"One of the lesser-known of the field recorders who were at work in 1939 was Joseph S. Hall.  In East Tennessee and western North Carolina, a huge cultural upheaval was taking place as entire communities were displaced to make way for the development of the Great Smoky Mountains National Park.  The National Park Service recognized that a trove of heritage would inevitably be lost as the result of the federal government's decision to preserve and recreate wilderness at the expense of local community life.  To mitigate some of the loss, the NPS engaged Hall, a Sorbonne-educated Californian who was studying linguistics at Columbia, to set off into the Smokies and record the speech of the region's inhabitants.  . . . And although the main purpose of his research was to document speech, Hall found that music was an integral part of community life in the Smokies, which necessarily found its way onto the recordings as well.  This CD, Old-Time Smoky Mountain Music, provides a sampling of those musical performances." The Old-Time Herald

Old-Time Smoky Mountain Music "is both a slice of musical history and fine music in its own right.  Lovers of old-time mountain music need to have it in their collections." Bluegrass Unlimited

"Recorded in 1939 by linguist Joseph S. Hall, these tunes, songs, hymns, and ballads had previously only been available to researchers at the archives at the Great Smoky Mountains National Park or East Tennessee State University.  Established in 1934, Great Smoky Mountains National Park eventually comprised nearly a half-million acres and displaced thousands of individuals and families. The park service commissioned Hall to document the language, stories, customs, and culture of these residents before they left.  When they heard Hall was from California, many of the locals volunteered to perform musical numbers, thinking erroneously that Hall could help get them 'discovered.' The discovery has been a long time coming, but it is good that these marvelous performances are finally available to the general public.  . . . [T]his CD is as down-home and authentic as it gets."  Goldenseal

"As the record unfolds, one immediately hears the crackle and snap of history coming alive through the speakers.
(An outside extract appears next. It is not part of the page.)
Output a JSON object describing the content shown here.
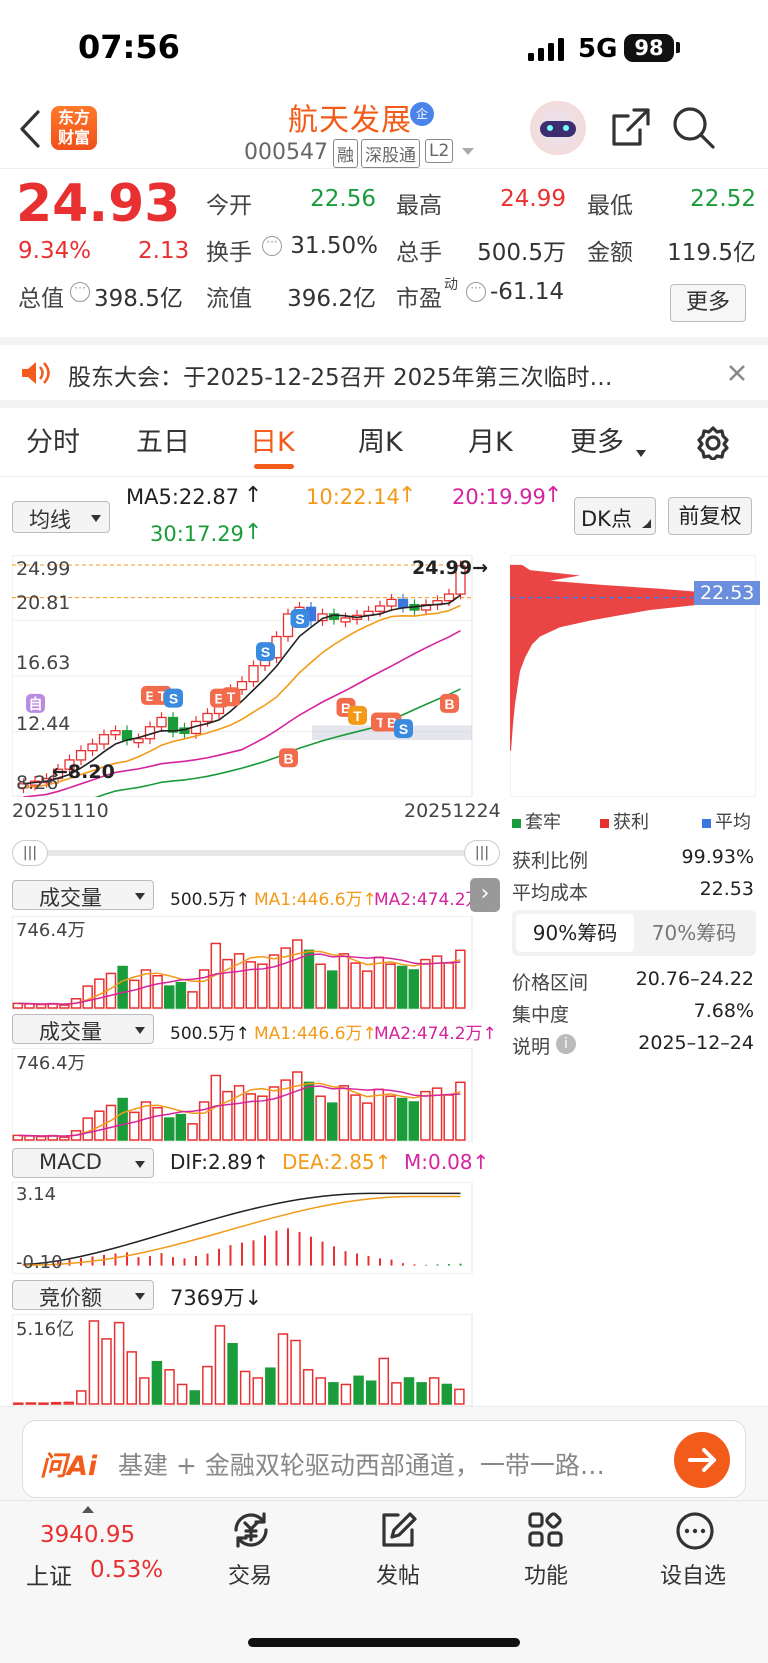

You hear voices and musical instruments — sounds uncovered and dusted off after several decades lying dormant. They are faces and names long gone from everyday life, but here and now, a reawakening occurs. Your thoughts begin to drift. Those abandoned barns and quiet fields you wander by each day start to peak your interest in what was, and how it translates to today. The ground below your feet exposes its many rich and sacred layers, each footstep moving across the depths of history in your own backyard." Smoky Mountains News